IBM, through its OpenPower Alliance, is also chasing the market for chips that power next-generation data centers and IoT applications.

Enterprises are increasingly experimenting with FPGAs to power artificial intelligence algorithms. FPGAs are significantly slower than graphics processors, the current AI architecture of choice. But they’re more power-efficient, and by bundling clusters of FPGAs, data center operators can get similar performance while using less power.

Microsoft’s Bing search engine and Chinese search engine Baidu are using FPGAs to speed up image searches. Much of the Big Data workload at those search engines will still take place on high-powered CPUs, but certain parts of the algorithm can be offloaded to FPGAs like the ones Altera makes.

Deep Learning Applications

FPGAs aren’t just for search, either. There’s increasing academic interest in using FPGAs, even with cutting-edge AI algorithms like deep learning. Deep learning is an important technique for improving computer vision, which is key to automatically tagging photos, or teaching an autonomous car how to drive.

The Altera deal is the third multibillion-dollar deal in the semiconductor industry this year, following Avago's $37 billion agreement with Broadcom earlier this week, and NXP Semiconductors purchasing Freescale Semiconductor for $11.8 billion.

The Wall Street Journal surmised that the recent consolidation in the semiconductor industry was driven by cost savings.
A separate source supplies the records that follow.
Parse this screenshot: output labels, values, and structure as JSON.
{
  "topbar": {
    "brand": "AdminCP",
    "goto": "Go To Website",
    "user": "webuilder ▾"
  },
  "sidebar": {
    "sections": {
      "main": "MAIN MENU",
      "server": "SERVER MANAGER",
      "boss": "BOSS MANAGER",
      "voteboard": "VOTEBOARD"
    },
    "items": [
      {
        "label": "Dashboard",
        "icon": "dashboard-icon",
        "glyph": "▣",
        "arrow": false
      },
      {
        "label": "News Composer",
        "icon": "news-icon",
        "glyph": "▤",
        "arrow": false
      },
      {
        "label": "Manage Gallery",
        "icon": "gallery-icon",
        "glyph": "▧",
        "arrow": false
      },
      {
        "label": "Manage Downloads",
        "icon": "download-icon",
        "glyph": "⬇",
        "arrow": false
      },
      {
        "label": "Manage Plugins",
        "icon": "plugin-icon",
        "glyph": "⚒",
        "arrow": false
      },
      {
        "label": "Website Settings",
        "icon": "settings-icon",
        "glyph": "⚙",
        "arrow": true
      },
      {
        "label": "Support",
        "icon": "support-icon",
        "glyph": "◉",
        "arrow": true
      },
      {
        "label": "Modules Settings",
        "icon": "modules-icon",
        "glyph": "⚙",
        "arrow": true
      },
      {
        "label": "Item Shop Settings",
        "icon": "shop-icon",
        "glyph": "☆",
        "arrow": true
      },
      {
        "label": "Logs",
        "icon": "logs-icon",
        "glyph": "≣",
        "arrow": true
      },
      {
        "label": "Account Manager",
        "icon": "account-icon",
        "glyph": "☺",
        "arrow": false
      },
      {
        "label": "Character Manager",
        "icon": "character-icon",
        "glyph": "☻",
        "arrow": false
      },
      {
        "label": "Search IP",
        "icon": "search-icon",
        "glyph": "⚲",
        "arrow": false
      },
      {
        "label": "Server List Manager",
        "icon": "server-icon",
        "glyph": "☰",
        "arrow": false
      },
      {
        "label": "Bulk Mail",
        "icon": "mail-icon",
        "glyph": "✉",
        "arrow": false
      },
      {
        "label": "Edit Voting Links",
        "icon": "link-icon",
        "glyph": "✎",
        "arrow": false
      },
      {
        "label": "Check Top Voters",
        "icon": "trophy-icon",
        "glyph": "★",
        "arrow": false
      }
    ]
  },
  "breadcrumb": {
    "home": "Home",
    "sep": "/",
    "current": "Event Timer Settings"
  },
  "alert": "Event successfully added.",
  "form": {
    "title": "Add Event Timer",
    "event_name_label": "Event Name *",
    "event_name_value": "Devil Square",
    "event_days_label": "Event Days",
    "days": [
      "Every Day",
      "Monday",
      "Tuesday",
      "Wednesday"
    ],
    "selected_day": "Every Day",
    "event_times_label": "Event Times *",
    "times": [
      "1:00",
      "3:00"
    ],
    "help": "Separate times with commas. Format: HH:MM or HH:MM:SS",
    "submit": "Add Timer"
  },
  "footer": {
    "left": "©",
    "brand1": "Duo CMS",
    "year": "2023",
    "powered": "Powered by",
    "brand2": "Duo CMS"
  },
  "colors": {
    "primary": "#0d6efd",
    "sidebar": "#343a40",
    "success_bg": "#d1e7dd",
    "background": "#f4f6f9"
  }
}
But the Altera acquisition isn’t about cutting jobs and costs. It’s mostly about adding complementary technologies to the same chip, according to Intel. "If you can integrate silicon and mix and match according to what the customer wants, that’s a key part of Intel's growth strategy," Intel spokesperson Chuck Mulloy said. 

"It's too early to tell [about layoffs], but Altera runs a pretty lean team and the technology is very specialized, so there is not a lot of overlap," Reitz said. 

Increasingly, dominating in only one sector of the semiconductor chain -- like CPUs -- isn’t good enough. Semiconductor makers going forward must own several various silicon technologies and combine them on the same chip, because it’s what modern computers, and the businesses that use them, require.

The deal remains subject to regulatory approval.